Clouds provide a lot of value but this session concentrated on Speed, Low Cost, and Flexibility.  They pointed out that most of the cost savings come in the early phases of a project/application because you don’t have to oversize your infrastructure.  Database as a Service provides simplified database provisioning and the ability to manage at scale.  OpenStack and Trove help companies provide Database as a Service.

Next they provided a good overview of OpenStack and the services it provides.  Then they introduced Sahara (Hadoop as a Service) and Trove (Database as s Service).  Since this was a session on Trove there was very little information on Sahara.  Trove has to run ontop of OpenStack today, but there are discussions of breaking that dependency in the future.  Trove supports multiple databases (MySQL, PostgreSQL, MongoDB, Counchbase, ….).  It provides framework for higher level operations like backup and recovery, replication, clustering, HA, etc.  They are adding new database platforms with just about every release (twice a year release cycle).  The real value of Trove is that the configurations contributed are from industry experts.  Trove does not remove the need for expertise, but it frees organizations to roll out quicker because you can get expertise as you go.  This helps with dev ops because you don’t have to have a platform expert on each project.

Trove supports a number of different database platforms, but they are all at different levels of maturity.  There is some loss of control because o the standardization of instances, but Trove is open source so you can modify it as needed.  Configuration groups in Trove is one way you can modify the default behaviors.  Trove will add Galera clustering in Liberty.  Oracle support in Trove can be purchased.  Biggest advantage provided by Trove and OpenStack is a common API to provision resources from private, to public, to hybrid cloud deployments.

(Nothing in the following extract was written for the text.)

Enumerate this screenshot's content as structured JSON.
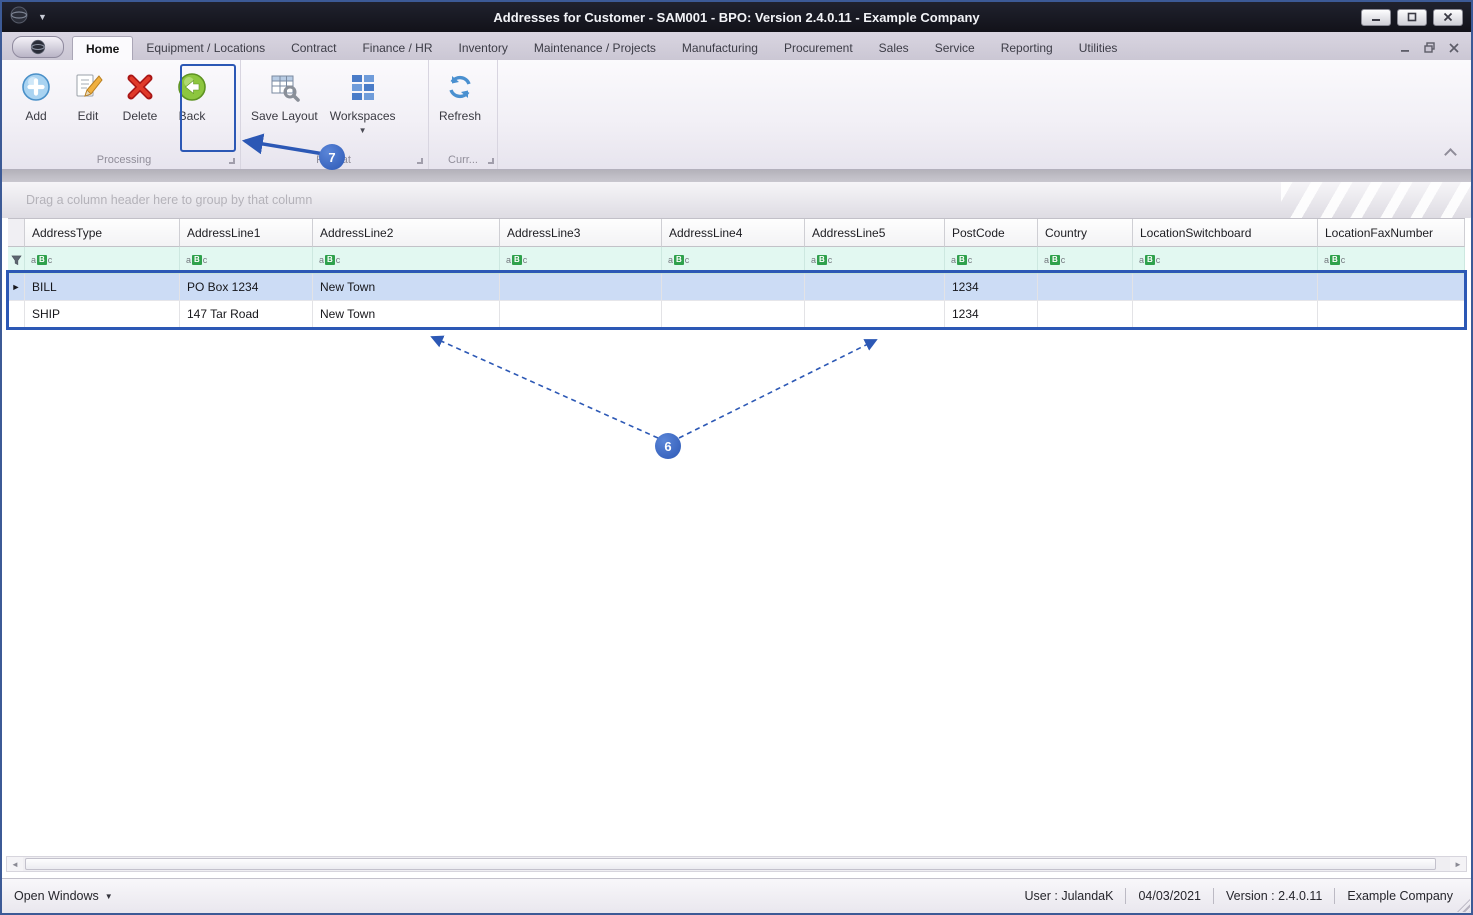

All in all this looks like a good project that we should dive into to see how it can increase our effectiveness.